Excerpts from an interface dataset
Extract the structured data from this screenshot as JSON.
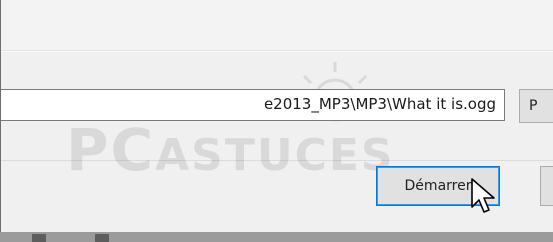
{
  "file_path": {
    "value": "e2013_MP3\\MP3\\What it is.ogg"
  },
  "buttons": {
    "browse_label": "P",
    "start_label": "Démarrer"
  },
  "watermark": {
    "text_big": "PC",
    "text_small": "ASTUCES"
  },
  "colors": {
    "dialog_bg": "#f0f0f0",
    "default_button_border": "#0078d7"
  },
  "icons": [
    "arrow-cursor-icon",
    "taskbar-icon"
  ]
}
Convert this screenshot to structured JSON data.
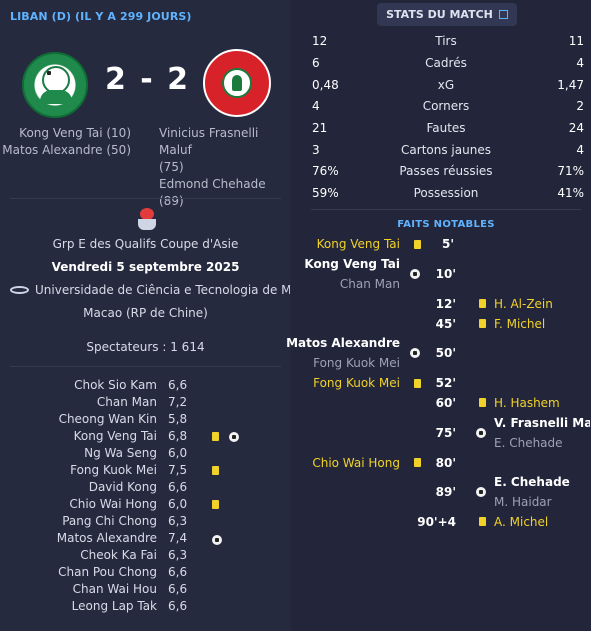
{
  "header": {
    "title": "LIBAN (D) (IL Y A 299 JOURS)"
  },
  "score": "2 - 2",
  "scorers": {
    "home": [
      "Kong Veng Tai (10)",
      "Matos Alexandre (50)"
    ],
    "away": [
      "Vinicius Frasnelli Maluf",
      "(75)",
      "Edmond Chehade (89)"
    ]
  },
  "match_info": {
    "competition": "Grp E des Qualifs Coupe d'Asie",
    "date": "Vendredi 5 septembre 2025",
    "stadium": "Universidade de Ciência e Tecnologia de Mac…",
    "city": "Macao (RP de Chine)",
    "spectators": "Spectateurs : 1 614"
  },
  "lineup": [
    {
      "name": "Chok Sio Kam",
      "rating": "6,6"
    },
    {
      "name": "Chan Man",
      "rating": "7,2"
    },
    {
      "name": "Cheong Wan Kin",
      "rating": "5,8"
    },
    {
      "name": "Kong Veng Tai",
      "rating": "6,8"
    },
    {
      "name": "Ng Wa Seng",
      "rating": "6,0"
    },
    {
      "name": "Fong Kuok Mei",
      "rating": "7,5"
    },
    {
      "name": "David Kong",
      "rating": "6,6"
    },
    {
      "name": "Chio Wai Hong",
      "rating": "6,0"
    },
    {
      "name": "Pang Chi Chong",
      "rating": "6,3"
    },
    {
      "name": "Matos Alexandre",
      "rating": "7,4"
    },
    {
      "name": "Cheok Ka Fai",
      "rating": "6,3"
    },
    {
      "name": "Chan Pou Chong",
      "rating": "6,6"
    },
    {
      "name": "Chan Wai Hou",
      "rating": "6,6"
    },
    {
      "name": "Leong Lap Tak",
      "rating": "6,6"
    }
  ],
  "stats_button": {
    "label": "STATS DU MATCH"
  },
  "stats": [
    {
      "home": "12",
      "label": "Tirs",
      "away": "11"
    },
    {
      "home": "6",
      "label": "Cadrés",
      "away": "4"
    },
    {
      "home": "0,48",
      "label": "xG",
      "away": "1,47"
    },
    {
      "home": "4",
      "label": "Corners",
      "away": "2"
    },
    {
      "home": "21",
      "label": "Fautes",
      "away": "24"
    },
    {
      "home": "3",
      "label": "Cartons jaunes",
      "away": "4"
    },
    {
      "home": "76%",
      "label": "Passes réussies",
      "away": "71%"
    },
    {
      "home": "59%",
      "label": "Possession",
      "away": "41%"
    }
  ],
  "events_title": "FAITS NOTABLES",
  "events": [
    {
      "side": "home",
      "type": "yellow",
      "minute": "5'",
      "player": "Kong Veng Tai",
      "assist": ""
    },
    {
      "side": "home",
      "type": "goal",
      "minute": "10'",
      "player": "Kong Veng Tai",
      "assist": "Chan Man"
    },
    {
      "side": "away",
      "type": "yellow",
      "minute": "12'",
      "player": "H. Al-Zein",
      "assist": ""
    },
    {
      "side": "away",
      "type": "yellow",
      "minute": "45'",
      "player": "F. Michel",
      "assist": ""
    },
    {
      "side": "home",
      "type": "goal",
      "minute": "50'",
      "player": "Matos Alexandre",
      "assist": "Fong Kuok Mei"
    },
    {
      "side": "home",
      "type": "yellow",
      "minute": "52'",
      "player": "Fong Kuok Mei",
      "assist": ""
    },
    {
      "side": "away",
      "type": "yellow",
      "minute": "60'",
      "player": "H. Hashem",
      "assist": ""
    },
    {
      "side": "away",
      "type": "goal",
      "minute": "75'",
      "player": "V. Frasnelli Mal…",
      "assist": "E. Chehade"
    },
    {
      "side": "home",
      "type": "yellow",
      "minute": "80'",
      "player": "Chio Wai Hong",
      "assist": ""
    },
    {
      "side": "away",
      "type": "goal",
      "minute": "89'",
      "player": "E. Chehade",
      "assist": "M. Haidar"
    },
    {
      "side": "away",
      "type": "yellow",
      "minute": "90'+4",
      "player": "A. Michel",
      "assist": ""
    }
  ],
  "colors": {
    "accent": "#5fb3ff",
    "yellow_card": "#f1d22a",
    "background": "#23263a"
  },
  "icons": {
    "goal": "football-icon",
    "card": "yellow-card-icon",
    "stadium": "stadium-icon",
    "link": "external-link-icon"
  }
}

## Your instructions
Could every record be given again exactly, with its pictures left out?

## Problem solution
Extract the structured data from this screenshot as JSON.
{
  "file_path": {
    "value": "e2013_MP3\\MP3\\What it is.ogg"
  },
  "buttons": {
    "browse_label": "P",
    "start_label": "Démarrer"
  },
  "watermark": {
    "text_big": "PC",
    "text_small": "ASTUCES"
  },
  "colors": {
    "dialog_bg": "#f0f0f0",
    "default_button_border": "#0078d7"
  },
  "icons": [
    "arrow-cursor-icon",
    "taskbar-icon"
  ]
}
Convert this screenshot to structured JSON data.
{
  "header": {
    "title": "LIBAN (D) (IL Y A 299 JOURS)"
  },
  "score": "2 - 2",
  "scorers": {
    "home": [
      "Kong Veng Tai (10)",
      "Matos Alexandre (50)"
    ],
    "away": [
      "Vinicius Frasnelli Maluf",
      "(75)",
      "Edmond Chehade (89)"
    ]
  },
  "match_info": {
    "competition": "Grp E des Qualifs Coupe d'Asie",
    "date": "Vendredi 5 septembre 2025",
    "stadium": "Universidade de Ciência e Tecnologia de Mac…",
    "city": "Macao (RP de Chine)",
    "spectators": "Spectateurs : 1 614"
  },
  "lineup": [
    {
      "name": "Chok Sio Kam",
      "rating": "6,6"
    },
    {
      "name": "Chan Man",
      "rating": "7,2"
    },
    {
      "name": "Cheong Wan Kin",
      "rating": "5,8"
    },
    {
      "name": "Kong Veng Tai",
      "rating": "6,8"
    },
    {
      "name": "Ng Wa Seng",
      "rating": "6,0"
    },
    {
      "name": "Fong Kuok Mei",
      "rating": "7,5"
    },
    {
      "name": "David Kong",
      "rating": "6,6"
    },
    {
      "name": "Chio Wai Hong",
      "rating": "6,0"
    },
    {
      "name": "Pang Chi Chong",
      "rating": "6,3"
    },
    {
      "name": "Matos Alexandre",
      "rating": "7,4"
    },
    {
      "name": "Cheok Ka Fai",
      "rating": "6,3"
    },
    {
      "name": "Chan Pou Chong",
      "rating": "6,6"
    },
    {
      "name": "Chan Wai Hou",
      "rating": "6,6"
    },
    {
      "name": "Leong Lap Tak",
      "rating": "6,6"
    }
  ],
  "stats_button": {
    "label": "STATS DU MATCH"
  },
  "stats": [
    {
      "home": "12",
      "label": "Tirs",
      "away": "11"
    },
    {
      "home": "6",
      "label": "Cadrés",
      "away": "4"
    },
    {
      "home": "0,48",
      "label": "xG",
      "away": "1,47"
    },
    {
      "home": "4",
      "label": "Corners",
      "away": "2"
    },
    {
      "home": "21",
      "label": "Fautes",
      "away": "24"
    },
    {
      "home": "3",
      "label": "Cartons jaunes",
      "away": "4"
    },
    {
      "home": "76%",
      "label": "Passes réussies",
      "away": "71%"
    },
    {
      "home": "59%",
      "label": "Possession",
      "away": "41%"
    }
  ],
  "events_title": "FAITS NOTABLES",
  "events": [
    {
      "side": "home",
      "type": "yellow",
      "minute": "5'",
      "player": "Kong Veng Tai",
      "assist": ""
    },
    {
      "side": "home",
      "type": "goal",
      "minute": "10'",
      "player": "Kong Veng Tai",
      "assist": "Chan Man"
    },
    {
      "side": "away",
      "type": "yellow",
      "minute": "12'",
      "player": "H. Al-Zein",
      "assist": ""
    },
    {
      "side": "away",
      "type": "yellow",
      "minute": "45'",
      "player": "F. Michel",
      "assist": ""
    },
    {
      "side": "home",
      "type": "goal",
      "minute": "50'",
      "player": "Matos Alexandre",
      "assist": "Fong Kuok Mei"
    },
    {
      "side": "home",
      "type": "yellow",
      "minute": "52'",
      "player": "Fong Kuok Mei",
      "assist": ""
    },
    {
      "side": "away",
      "type": "yellow",
      "minute": "60'",
      "player": "H. Hashem",
      "assist": ""
    },
    {
      "side": "away",
      "type": "goal",
      "minute": "75'",
      "player": "V. Frasnelli Mal…",
      "assist": "E. Chehade"
    },
    {
      "side": "home",
      "type": "yellow",
      "minute": "80'",
      "player": "Chio Wai Hong",
      "assist": ""
    },
    {
      "side": "away",
      "type": "goal",
      "minute": "89'",
      "player": "E. Chehade",
      "assist": "M. Haidar"
    },
    {
      "side": "away",
      "type": "yellow",
      "minute": "90'+4",
      "player": "A. Michel",
      "assist": ""
    }
  ],
  "colors": {
    "accent": "#5fb3ff",
    "yellow_card": "#f1d22a",
    "background": "#23263a"
  },
  "icons": {
    "goal": "football-icon",
    "card": "yellow-card-icon",
    "stadium": "stadium-icon",
    "link": "external-link-icon"
  }
}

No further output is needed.